ABOUT THIS EXERCISE -
Write out the records again exactly. Nothing should be dropped.
= = = =
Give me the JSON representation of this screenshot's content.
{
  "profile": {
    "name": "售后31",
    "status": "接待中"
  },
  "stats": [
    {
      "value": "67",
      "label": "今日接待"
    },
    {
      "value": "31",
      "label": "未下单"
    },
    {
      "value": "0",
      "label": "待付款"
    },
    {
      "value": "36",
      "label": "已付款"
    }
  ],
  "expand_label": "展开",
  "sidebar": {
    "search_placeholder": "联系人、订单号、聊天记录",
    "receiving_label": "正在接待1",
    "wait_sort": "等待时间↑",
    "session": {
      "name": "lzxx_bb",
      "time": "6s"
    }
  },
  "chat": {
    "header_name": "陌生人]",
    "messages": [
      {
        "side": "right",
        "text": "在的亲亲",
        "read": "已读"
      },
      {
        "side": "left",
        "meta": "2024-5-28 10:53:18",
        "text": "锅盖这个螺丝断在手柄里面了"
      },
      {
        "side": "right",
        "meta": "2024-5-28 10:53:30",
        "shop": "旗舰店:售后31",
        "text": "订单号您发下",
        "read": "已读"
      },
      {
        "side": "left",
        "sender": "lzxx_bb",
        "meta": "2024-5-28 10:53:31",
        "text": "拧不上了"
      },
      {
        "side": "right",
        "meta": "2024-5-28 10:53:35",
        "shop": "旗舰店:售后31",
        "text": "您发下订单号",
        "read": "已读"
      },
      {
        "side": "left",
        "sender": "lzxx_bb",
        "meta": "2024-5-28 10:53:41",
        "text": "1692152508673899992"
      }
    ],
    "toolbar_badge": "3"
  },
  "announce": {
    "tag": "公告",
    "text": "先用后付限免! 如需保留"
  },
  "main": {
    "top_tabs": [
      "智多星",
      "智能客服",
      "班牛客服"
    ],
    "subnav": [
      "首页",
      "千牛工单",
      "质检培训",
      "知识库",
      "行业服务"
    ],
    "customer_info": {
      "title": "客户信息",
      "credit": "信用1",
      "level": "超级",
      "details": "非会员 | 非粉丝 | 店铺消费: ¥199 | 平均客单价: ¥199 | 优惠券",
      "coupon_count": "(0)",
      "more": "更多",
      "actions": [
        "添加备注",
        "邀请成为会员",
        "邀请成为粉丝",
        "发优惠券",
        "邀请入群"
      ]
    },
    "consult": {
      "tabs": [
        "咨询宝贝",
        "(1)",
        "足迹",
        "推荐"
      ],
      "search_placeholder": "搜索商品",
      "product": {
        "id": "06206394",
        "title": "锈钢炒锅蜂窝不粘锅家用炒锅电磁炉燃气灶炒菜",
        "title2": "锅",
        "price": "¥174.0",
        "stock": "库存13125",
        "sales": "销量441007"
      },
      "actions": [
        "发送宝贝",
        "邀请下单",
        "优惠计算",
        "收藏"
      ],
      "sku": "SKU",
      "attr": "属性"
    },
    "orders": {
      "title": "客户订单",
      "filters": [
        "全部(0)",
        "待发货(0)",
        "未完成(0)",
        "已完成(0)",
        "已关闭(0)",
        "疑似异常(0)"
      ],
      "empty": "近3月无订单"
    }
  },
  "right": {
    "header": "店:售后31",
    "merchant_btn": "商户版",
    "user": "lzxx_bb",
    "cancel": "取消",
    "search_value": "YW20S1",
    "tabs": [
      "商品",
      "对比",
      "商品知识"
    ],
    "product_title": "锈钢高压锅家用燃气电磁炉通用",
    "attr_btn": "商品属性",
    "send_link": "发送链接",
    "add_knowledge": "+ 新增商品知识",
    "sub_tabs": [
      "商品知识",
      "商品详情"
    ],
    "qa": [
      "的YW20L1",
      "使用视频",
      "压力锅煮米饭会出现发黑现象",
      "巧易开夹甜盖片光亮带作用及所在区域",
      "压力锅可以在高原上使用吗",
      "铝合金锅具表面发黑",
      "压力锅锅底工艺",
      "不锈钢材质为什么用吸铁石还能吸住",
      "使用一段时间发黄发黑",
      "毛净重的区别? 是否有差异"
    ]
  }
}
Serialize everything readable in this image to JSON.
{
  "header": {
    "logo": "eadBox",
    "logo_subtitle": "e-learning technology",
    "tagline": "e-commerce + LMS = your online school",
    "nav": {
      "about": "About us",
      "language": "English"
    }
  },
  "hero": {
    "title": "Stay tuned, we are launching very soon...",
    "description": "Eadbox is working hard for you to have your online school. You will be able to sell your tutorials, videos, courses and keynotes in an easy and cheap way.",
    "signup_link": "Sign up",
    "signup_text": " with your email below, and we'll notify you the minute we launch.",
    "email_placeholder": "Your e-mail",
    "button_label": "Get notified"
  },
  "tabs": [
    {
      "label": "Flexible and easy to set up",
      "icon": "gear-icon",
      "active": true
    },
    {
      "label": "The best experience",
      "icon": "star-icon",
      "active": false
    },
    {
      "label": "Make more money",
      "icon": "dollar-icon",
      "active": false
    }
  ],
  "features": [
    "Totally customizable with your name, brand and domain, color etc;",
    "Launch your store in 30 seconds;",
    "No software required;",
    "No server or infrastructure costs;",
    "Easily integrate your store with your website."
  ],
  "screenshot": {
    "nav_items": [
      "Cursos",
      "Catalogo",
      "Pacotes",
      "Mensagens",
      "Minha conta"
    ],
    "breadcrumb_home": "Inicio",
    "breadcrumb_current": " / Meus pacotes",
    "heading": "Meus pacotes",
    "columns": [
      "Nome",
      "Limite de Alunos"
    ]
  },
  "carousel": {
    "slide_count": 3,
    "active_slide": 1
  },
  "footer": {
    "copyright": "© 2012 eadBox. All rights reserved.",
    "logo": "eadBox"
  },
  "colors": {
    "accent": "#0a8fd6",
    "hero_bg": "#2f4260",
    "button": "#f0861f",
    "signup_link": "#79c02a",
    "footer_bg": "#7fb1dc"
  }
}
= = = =
ANSWER BELOW -
Give me the JSON representation of this screenshot's content.
{
  "profile": {
    "name": "售后31",
    "status": "接待中"
  },
  "stats": [
    {
      "value": "67",
      "label": "今日接待"
    },
    {
      "value": "31",
      "label": "未下单"
    },
    {
      "value": "0",
      "label": "待付款"
    },
    {
      "value": "36",
      "label": "已付款"
    }
  ],
  "expand_label": "展开",
  "sidebar": {
    "search_placeholder": "联系人、订单号、聊天记录",
    "receiving_label": "正在接待1",
    "wait_sort": "等待时间↑",
    "session": {
      "name": "lzxx_bb",
      "time": "6s"
    }
  },
  "chat": {
    "header_name": "陌生人]",
    "messages": [
      {
        "side": "right",
        "text": "在的亲亲",
        "read": "已读"
      },
      {
        "side": "left",
        "meta": "2024-5-28 10:53:18",
        "text": "锅盖这个螺丝断在手柄里面了"
      },
      {
        "side": "right",
        "meta": "2024-5-28 10:53:30",
        "shop": "旗舰店:售后31",
        "text": "订单号您发下",
        "read": "已读"
      },
      {
        "side": "left",
        "sender": "lzxx_bb",
        "meta": "2024-5-28 10:53:31",
        "text": "拧不上了"
      },
      {
        "side": "right",
        "meta": "2024-5-28 10:53:35",
        "shop": "旗舰店:售后31",
        "text": "您发下订单号",
        "read": "已读"
      },
      {
        "side": "left",
        "sender": "lzxx_bb",
        "meta": "2024-5-28 10:53:41",
        "text": "1692152508673899992"
      }
    ],
    "toolbar_badge": "3"
  },
  "announce": {
    "tag": "公告",
    "text": "先用后付限免! 如需保留"
  },
  "main": {
    "top_tabs": [
      "智多星",
      "智能客服",
      "班牛客服"
    ],
    "subnav": [
      "首页",
      "千牛工单",
      "质检培训",
      "知识库",
      "行业服务"
    ],
    "customer_info": {
      "title": "客户信息",
      "credit": "信用1",
      "level": "超级",
      "details": "非会员 | 非粉丝 | 店铺消费: ¥199 | 平均客单价: ¥199 | 优惠券",
      "coupon_count": "(0)",
      "more": "更多",
      "actions": [
        "添加备注",
        "邀请成为会员",
        "邀请成为粉丝",
        "发优惠券",
        "邀请入群"
      ]
    },
    "consult": {
      "tabs": [
        "咨询宝贝",
        "(1)",
        "足迹",
        "推荐"
      ],
      "search_placeholder": "搜索商品",
      "product": {
        "id": "06206394",
        "title": "锈钢炒锅蜂窝不粘锅家用炒锅电磁炉燃气灶炒菜",
        "title2": "锅",
        "price": "¥174.0",
        "stock": "库存13125",
        "sales": "销量441007"
      },
      "actions": [
        "发送宝贝",
        "邀请下单",
        "优惠计算",
        "收藏"
      ],
      "sku": "SKU",
      "attr": "属性"
    },
    "orders": {
      "title": "客户订单",
      "filters": [
        "全部(0)",
        "待发货(0)",
        "未完成(0)",
        "已完成(0)",
        "已关闭(0)",
        "疑似异常(0)"
      ],
      "empty": "近3月无订单"
    }
  },
  "right": {
    "header": "店:售后31",
    "merchant_btn": "商户版",
    "user": "lzxx_bb",
    "cancel": "取消",
    "search_value": "YW20S1",
    "tabs": [
      "商品",
      "对比",
      "商品知识"
    ],
    "product_title": "锈钢高压锅家用燃气电磁炉通用",
    "attr_btn": "商品属性",
    "send_link": "发送链接",
    "add_knowledge": "+ 新增商品知识",
    "sub_tabs": [
      "商品知识",
      "商品详情"
    ],
    "qa": [
      "的YW20L1",
      "使用视频",
      "压力锅煮米饭会出现发黑现象",
      "巧易开夹甜盖片光亮带作用及所在区域",
      "压力锅可以在高原上使用吗",
      "铝合金锅具表面发黑",
      "压力锅锅底工艺",
      "不锈钢材质为什么用吸铁石还能吸住",
      "使用一段时间发黄发黑",
      "毛净重的区别? 是否有差异"
    ]
  }
}
Serialize everything readable in this image to JSON.
{
  "header": {
    "logo": "eadBox",
    "logo_subtitle": "e-learning technology",
    "tagline": "e-commerce + LMS = your online school",
    "nav": {
      "about": "About us",
      "language": "English"
    }
  },
  "hero": {
    "title": "Stay tuned, we are launching very soon...",
    "description": "Eadbox is working hard for you to have your online school. You will be able to sell your tutorials, videos, courses and keynotes in an easy and cheap way.",
    "signup_link": "Sign up",
    "signup_text": " with your email below, and we'll notify you the minute we launch.",
    "email_placeholder": "Your e-mail",
    "button_label": "Get notified"
  },
  "tabs": [
    {
      "label": "Flexible and easy to set up",
      "icon": "gear-icon",
      "active": true
    },
    {
      "label": "The best experience",
      "icon": "star-icon",
      "active": false
    },
    {
      "label": "Make more money",
      "icon": "dollar-icon",
      "active": false
    }
  ],
  "features": [
    "Totally customizable with your name, brand and domain, color etc;",
    "Launch your store in 30 seconds;",
    "No software required;",
    "No server or infrastructure costs;",
    "Easily integrate your store with your website."
  ],
  "screenshot": {
    "nav_items": [
      "Cursos",
      "Catalogo",
      "Pacotes",
      "Mensagens",
      "Minha conta"
    ],
    "breadcrumb_home": "Inicio",
    "breadcrumb_current": " / Meus pacotes",
    "heading": "Meus pacotes",
    "columns": [
      "Nome",
      "Limite de Alunos"
    ]
  },
  "carousel": {
    "slide_count": 3,
    "active_slide": 1
  },
  "footer": {
    "copyright": "© 2012 eadBox. All rights reserved.",
    "logo": "eadBox"
  },
  "colors": {
    "accent": "#0a8fd6",
    "hero_bg": "#2f4260",
    "button": "#f0861f",
    "signup_link": "#79c02a",
    "footer_bg": "#7fb1dc"
  }
}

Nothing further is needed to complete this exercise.